▸ PROBLEM REQUIREMENTS:
Gather all lines with "icon" from the records.

[Stored data entries]
::::::
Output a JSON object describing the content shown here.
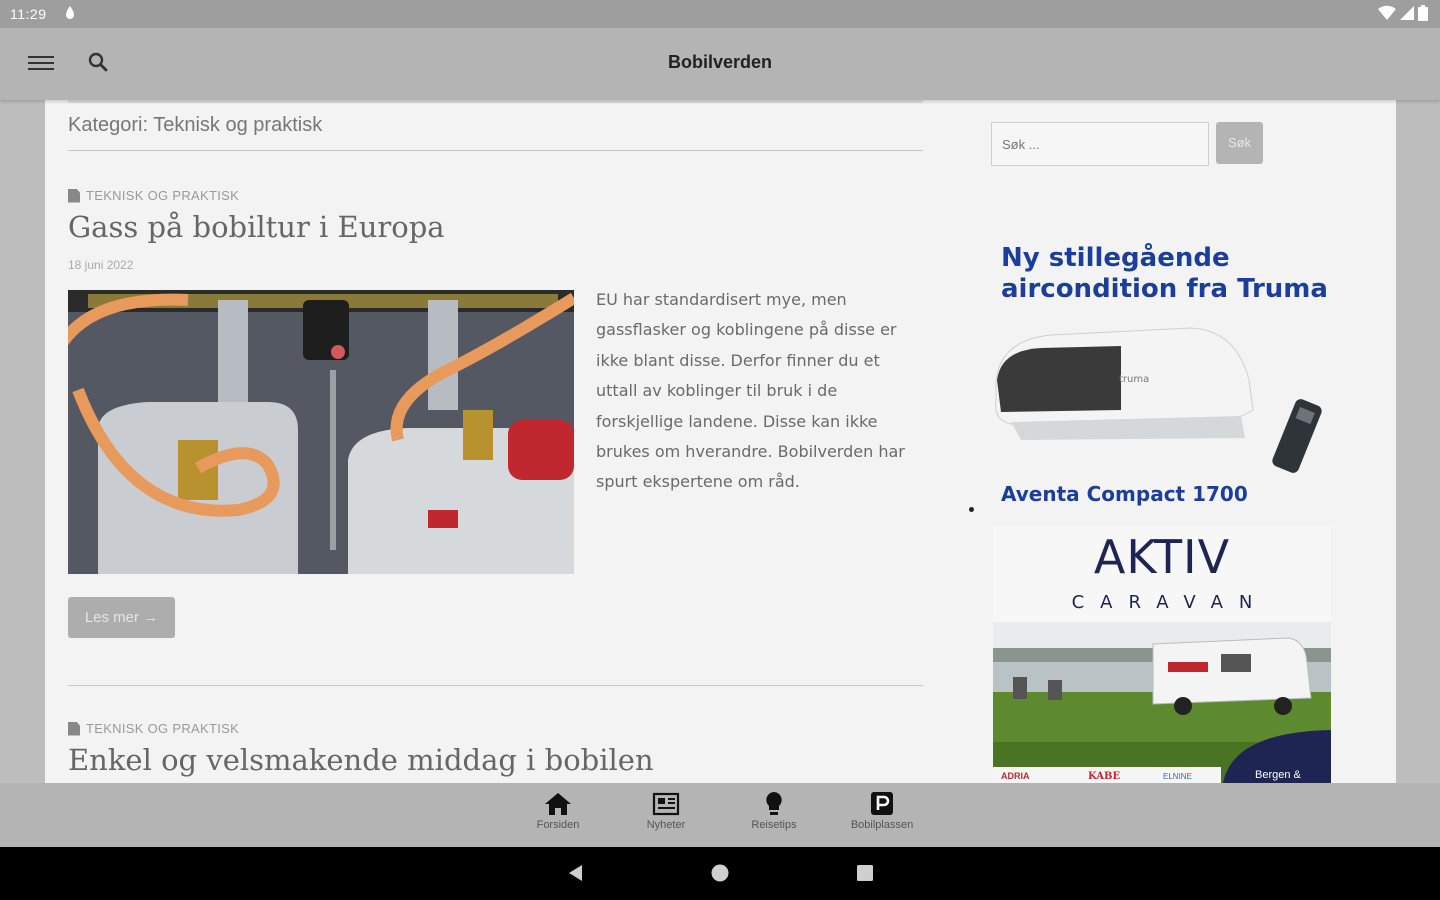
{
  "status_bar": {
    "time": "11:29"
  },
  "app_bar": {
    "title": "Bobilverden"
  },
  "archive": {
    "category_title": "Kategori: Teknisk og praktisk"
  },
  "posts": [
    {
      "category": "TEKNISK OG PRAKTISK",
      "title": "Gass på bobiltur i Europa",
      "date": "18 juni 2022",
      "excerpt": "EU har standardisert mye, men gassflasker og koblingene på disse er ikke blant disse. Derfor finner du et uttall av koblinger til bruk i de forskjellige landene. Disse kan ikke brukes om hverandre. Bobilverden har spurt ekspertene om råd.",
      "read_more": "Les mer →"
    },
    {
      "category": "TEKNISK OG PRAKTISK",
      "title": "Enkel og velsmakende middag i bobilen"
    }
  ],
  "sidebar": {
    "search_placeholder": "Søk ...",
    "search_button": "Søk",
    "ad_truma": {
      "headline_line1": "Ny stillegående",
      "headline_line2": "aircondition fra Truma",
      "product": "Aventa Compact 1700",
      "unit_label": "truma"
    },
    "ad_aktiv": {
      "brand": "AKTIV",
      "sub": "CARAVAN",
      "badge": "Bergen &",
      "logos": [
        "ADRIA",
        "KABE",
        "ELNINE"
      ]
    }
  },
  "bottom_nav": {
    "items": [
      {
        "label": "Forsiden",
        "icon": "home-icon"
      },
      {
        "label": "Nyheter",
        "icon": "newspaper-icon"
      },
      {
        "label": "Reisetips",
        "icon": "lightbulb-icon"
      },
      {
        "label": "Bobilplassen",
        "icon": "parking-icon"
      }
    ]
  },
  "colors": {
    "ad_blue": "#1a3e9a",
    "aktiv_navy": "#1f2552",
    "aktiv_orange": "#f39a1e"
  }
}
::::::
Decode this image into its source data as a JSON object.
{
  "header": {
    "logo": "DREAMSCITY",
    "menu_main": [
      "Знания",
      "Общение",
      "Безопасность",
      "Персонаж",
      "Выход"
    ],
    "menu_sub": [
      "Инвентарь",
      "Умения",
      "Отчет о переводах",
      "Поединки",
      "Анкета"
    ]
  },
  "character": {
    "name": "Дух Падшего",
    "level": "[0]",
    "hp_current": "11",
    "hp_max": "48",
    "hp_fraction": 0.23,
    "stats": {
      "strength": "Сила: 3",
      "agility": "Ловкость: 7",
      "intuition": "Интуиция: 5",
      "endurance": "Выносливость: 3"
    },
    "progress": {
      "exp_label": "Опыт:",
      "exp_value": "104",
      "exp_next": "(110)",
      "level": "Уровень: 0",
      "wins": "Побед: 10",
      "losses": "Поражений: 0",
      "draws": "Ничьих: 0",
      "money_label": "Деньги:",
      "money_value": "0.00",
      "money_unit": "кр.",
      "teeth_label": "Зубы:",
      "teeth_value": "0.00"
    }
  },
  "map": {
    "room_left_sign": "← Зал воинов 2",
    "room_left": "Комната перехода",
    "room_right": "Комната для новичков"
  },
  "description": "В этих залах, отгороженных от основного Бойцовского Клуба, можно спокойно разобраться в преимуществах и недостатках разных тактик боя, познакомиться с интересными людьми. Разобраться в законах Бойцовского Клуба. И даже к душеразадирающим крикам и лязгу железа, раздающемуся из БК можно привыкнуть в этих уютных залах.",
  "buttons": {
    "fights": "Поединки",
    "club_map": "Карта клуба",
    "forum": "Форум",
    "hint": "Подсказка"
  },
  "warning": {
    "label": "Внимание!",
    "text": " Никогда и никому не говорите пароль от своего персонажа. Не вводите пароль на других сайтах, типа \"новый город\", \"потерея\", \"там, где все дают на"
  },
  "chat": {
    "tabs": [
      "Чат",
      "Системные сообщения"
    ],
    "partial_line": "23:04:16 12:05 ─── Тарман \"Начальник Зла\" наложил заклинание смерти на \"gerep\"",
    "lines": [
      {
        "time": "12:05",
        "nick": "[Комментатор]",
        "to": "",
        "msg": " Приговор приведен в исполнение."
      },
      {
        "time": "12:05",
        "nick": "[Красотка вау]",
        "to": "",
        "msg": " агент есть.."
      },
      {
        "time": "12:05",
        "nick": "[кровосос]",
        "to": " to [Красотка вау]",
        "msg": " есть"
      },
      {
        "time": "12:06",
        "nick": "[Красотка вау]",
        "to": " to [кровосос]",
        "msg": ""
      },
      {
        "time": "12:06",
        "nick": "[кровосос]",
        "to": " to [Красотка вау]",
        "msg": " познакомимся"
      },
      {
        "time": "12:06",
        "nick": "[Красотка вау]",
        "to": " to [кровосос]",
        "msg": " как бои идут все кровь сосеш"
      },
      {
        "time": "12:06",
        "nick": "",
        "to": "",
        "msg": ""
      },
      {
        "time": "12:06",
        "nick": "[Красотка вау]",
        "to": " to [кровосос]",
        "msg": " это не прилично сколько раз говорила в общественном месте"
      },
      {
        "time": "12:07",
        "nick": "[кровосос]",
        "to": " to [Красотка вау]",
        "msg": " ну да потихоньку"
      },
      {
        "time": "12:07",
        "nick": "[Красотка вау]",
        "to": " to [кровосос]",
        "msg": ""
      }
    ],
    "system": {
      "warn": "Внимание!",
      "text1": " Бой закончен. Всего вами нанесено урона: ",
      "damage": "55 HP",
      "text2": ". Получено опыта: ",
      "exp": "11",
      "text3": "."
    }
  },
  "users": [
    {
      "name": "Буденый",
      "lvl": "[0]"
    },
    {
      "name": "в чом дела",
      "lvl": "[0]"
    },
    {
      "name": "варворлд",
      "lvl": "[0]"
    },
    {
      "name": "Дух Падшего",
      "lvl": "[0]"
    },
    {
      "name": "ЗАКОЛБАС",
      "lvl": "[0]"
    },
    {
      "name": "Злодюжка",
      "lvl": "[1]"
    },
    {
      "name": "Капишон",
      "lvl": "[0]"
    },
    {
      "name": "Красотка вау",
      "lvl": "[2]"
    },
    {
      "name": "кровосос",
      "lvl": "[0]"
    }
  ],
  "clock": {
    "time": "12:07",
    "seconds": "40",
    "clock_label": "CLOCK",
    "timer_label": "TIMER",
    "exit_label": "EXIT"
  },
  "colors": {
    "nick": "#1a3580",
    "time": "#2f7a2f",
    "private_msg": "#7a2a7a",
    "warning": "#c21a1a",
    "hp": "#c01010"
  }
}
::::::
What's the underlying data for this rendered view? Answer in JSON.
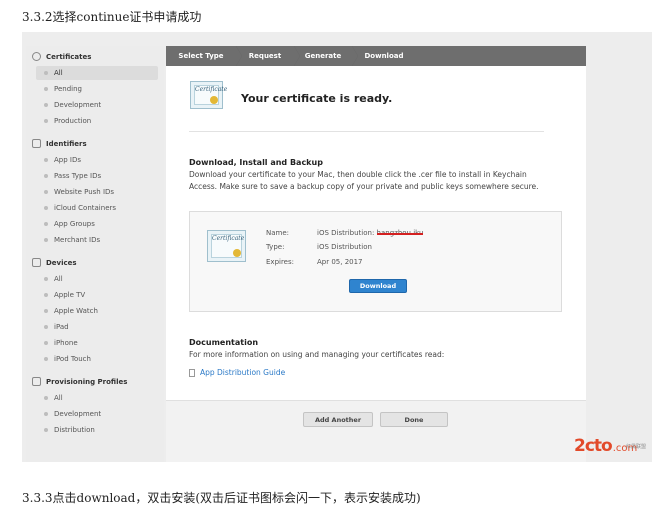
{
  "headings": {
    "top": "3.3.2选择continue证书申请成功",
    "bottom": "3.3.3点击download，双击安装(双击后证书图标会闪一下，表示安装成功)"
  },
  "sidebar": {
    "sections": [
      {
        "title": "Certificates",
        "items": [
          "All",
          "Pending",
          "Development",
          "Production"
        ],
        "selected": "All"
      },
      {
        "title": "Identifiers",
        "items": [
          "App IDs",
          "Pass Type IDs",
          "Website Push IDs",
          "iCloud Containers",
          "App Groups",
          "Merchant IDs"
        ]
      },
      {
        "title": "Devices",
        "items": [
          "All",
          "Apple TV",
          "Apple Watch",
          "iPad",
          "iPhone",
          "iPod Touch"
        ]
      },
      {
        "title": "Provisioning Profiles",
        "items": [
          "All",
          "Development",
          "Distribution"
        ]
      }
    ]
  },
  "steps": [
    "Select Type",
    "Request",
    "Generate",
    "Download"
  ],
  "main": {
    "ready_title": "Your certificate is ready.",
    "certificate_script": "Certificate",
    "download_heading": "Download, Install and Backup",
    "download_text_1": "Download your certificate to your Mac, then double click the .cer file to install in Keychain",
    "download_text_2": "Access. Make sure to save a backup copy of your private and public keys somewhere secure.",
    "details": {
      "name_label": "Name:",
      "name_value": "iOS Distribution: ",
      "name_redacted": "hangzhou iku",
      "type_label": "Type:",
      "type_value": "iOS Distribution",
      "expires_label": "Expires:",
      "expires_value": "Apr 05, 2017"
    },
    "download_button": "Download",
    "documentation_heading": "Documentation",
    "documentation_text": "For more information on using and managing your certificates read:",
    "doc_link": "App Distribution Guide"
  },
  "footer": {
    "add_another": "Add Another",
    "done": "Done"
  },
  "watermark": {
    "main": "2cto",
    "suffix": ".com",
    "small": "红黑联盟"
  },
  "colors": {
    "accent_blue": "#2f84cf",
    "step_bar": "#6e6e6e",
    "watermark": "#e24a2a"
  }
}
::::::
▸ RESPONSE AREA:
        "icon": "home-icon"
        "icon": "newspaper-icon"
        "icon": "lightbulb-icon"
        "icon": "parking-icon"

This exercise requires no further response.